MARYSVILLE — Before a crowd of more than 200 people Saturday afternoon, JJ Frank reiterated his call for Marysville School District leaders to resign in light of racist death threats targeting students.
Frank, the executive director of the Marysville YMCA, said he was speaking as a father.
He spoke for more than 20 minutes, about the pain he felt upon hearing his children were the target of death threats at school, and of his frustrations in dealing with the district.
In December, two boys reportedly talked openly about killing Black peers during a small online group. No felony charges were filed in that case, and the boys were referred to a diversion program after the prosecutor’s office consulted with the parents of a targeted classmate.
“They said they wanted to kill,” Frank said, trailing off as he choked up with tears, “my daughter.”
The press conference came a day after hate crime charges were referred to the prosecutor’s office in a separate case, from January. According to Marysville police, a 20-year-old Lake Stevens man posted a picture of a hand holding a gun on a “juvenile’s social media account,” with the words “Killing minorities soon.” The case had been referred to the Snohomish County Sheriff’s Office to investigate, as the suspect is a close relative of a city police officer.
Among those gathered at Saturday’s event were students, parents and activists. On the stage alongside Frank were his wife Patrice Frank, his pastor, NAACP Snohomish County Vice President Louis Harris, Jacque Julien of the Communities of Color Coalition and Marysville Mayor Jon Nehring, along with his son, Snohomish County Councilman Nate Nehring.
JJ Frank spoke to the idea some have reportedly suggested that the students were only joking.
“Just a joke?” he said. “When a student threatens another student’s life and says that they want to kill them, that is not a joke. And when a student threatens another student’s life, that threatens all of our childrens’ lives.”
He said the school district needed to take death threats more seriously. And he claimed leaders misled him and his wife when they said the offending students were removed from school. According to JJ and Patrice Frank, they learned the students had returned to classes in the district, though apparently on a different campus, without informing parents.
In a Thursday statement to students, parents, staff and the community, acting superintendent Lori Knudson said the law prevents the district from sharing specific details about the discipline of a student. She explained that the district takes a number of steps to respond to threats. That includes notifying the police, conducting a threat assessment, creating a safety plan, assigning discipline according to law, providing services and resources for safety to victims, and providing services and resources for perpetrators.
The incidents confirm “the Marysville School District’s recognition and acknowledgment that racism and hate continue to exist in our community,” the letter said. “They have further required us to recognize and take responsibility for our own learning related to racism and hate, and commit to strengthening our practices, communication, and training.”

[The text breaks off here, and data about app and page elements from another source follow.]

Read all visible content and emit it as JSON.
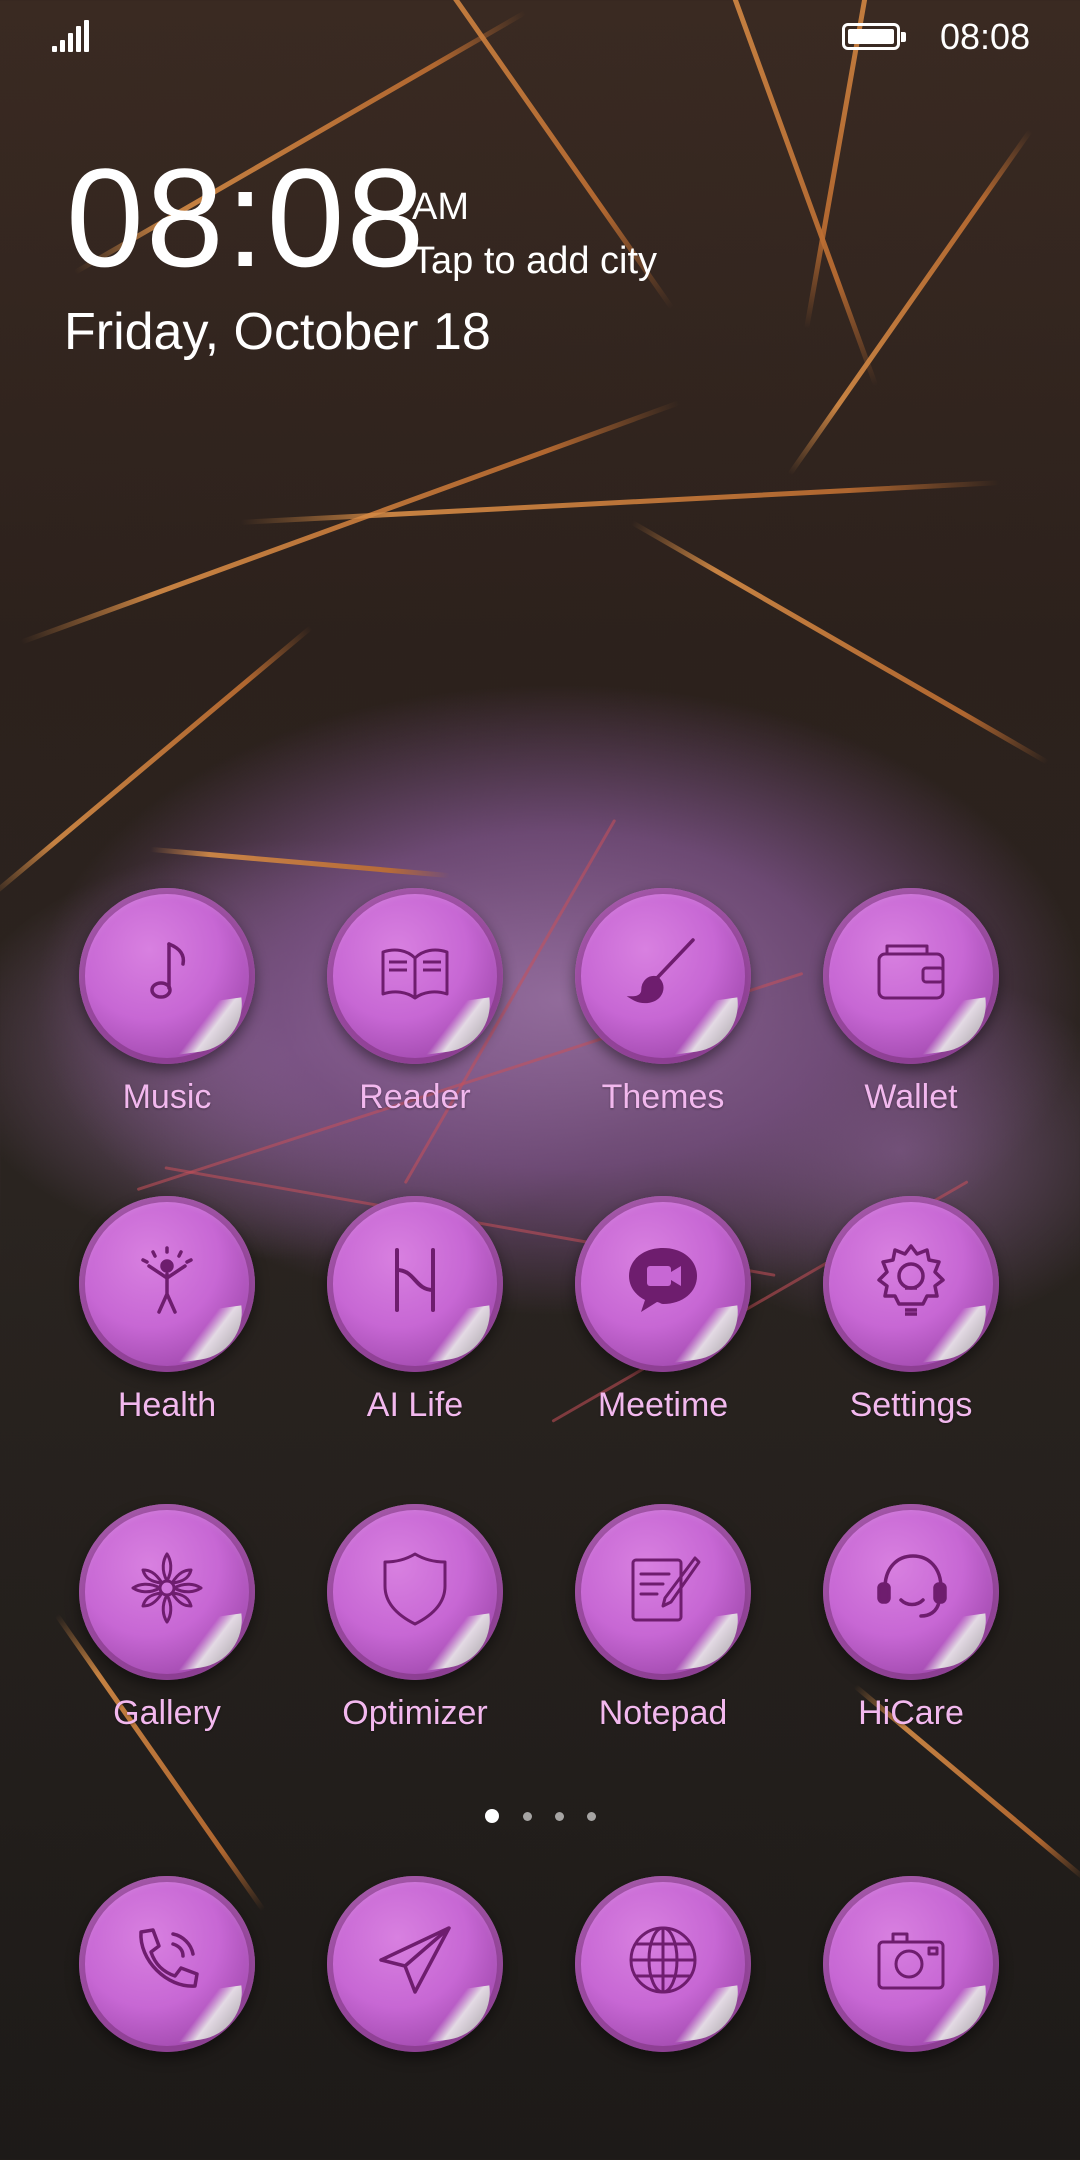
{
  "status_bar": {
    "time": "08:08"
  },
  "clock_widget": {
    "time": "08:08",
    "ampm": "AM",
    "city_prompt": "Tap to add city",
    "date": "Friday, October 18"
  },
  "apps": [
    {
      "label": "Music",
      "icon": "music-note-icon"
    },
    {
      "label": "Reader",
      "icon": "book-icon"
    },
    {
      "label": "Themes",
      "icon": "paintbrush-icon"
    },
    {
      "label": "Wallet",
      "icon": "wallet-icon"
    },
    {
      "label": "Health",
      "icon": "health-person-icon"
    },
    {
      "label": "AI Life",
      "icon": "ai-life-icon"
    },
    {
      "label": "Meetime",
      "icon": "video-chat-icon"
    },
    {
      "label": "Settings",
      "icon": "gear-bulb-icon"
    },
    {
      "label": "Gallery",
      "icon": "flower-icon"
    },
    {
      "label": "Optimizer",
      "icon": "shield-icon"
    },
    {
      "label": "Notepad",
      "icon": "notepad-icon"
    },
    {
      "label": "HiCare",
      "icon": "headset-icon"
    }
  ],
  "page_indicator": {
    "pages": 4,
    "current": 1
  },
  "dock": [
    {
      "icon": "phone-icon"
    },
    {
      "icon": "paper-plane-icon"
    },
    {
      "icon": "globe-icon"
    },
    {
      "icon": "camera-icon"
    }
  ],
  "colors": {
    "icon_bubble": "#c767d4",
    "icon_glyph": "#6e1d6e",
    "label": "#f2b8ee"
  }
}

According to the district, the “disciplined students” are now in a separate program “outside of school,” where they have no contact with other students during in-person or online class time. It was not clear when that decision was made. Again, the district has said it is not allowed to discuss specifics about student discipline.
At Saturday’s press conference, Harris, the local NAACP chapter’s vice president, called on local school districts to form a plan to protect students of color “now and into the future,” and to create a third party complaint reporting and investigation system in response to hate crimes. He said schools should institute a zero-tolerance policy for hate crimes, as well as any retaliation against reports of hate crimes. And he demanded that the prosecutor’s office pursue the issue as a hate crime, and to prosecute the perpetrators to the fullest extent that the law allows.
Patrice Frank also spoke. She talked of the exhaustion her family experienced dealing with the school district in the past four months.
“We were all screaming, in order to help them to see … we cannot tolerate death threats,” she said, “and their treatment of it has been shameful.”
JJ Frank said since students have reported the alleged hate crimes, they have further become the target of harassment and bullying.
He repeatedly called for the resignations of Knudson, Superintendent Jason Thompson and Director of Secondary Schools Rod Merrell.
If they don’t resign voluntarily, JJ Frank said he would begin pressuring the school board to fire them.
“Enough is enough,” JJ Frank shouted throughout his speech.
The crowd chanted the phrase back.
Zachariah Bryan: 425-339-3431; firstname.lastname@example.org. Twitter: @zachariahtb.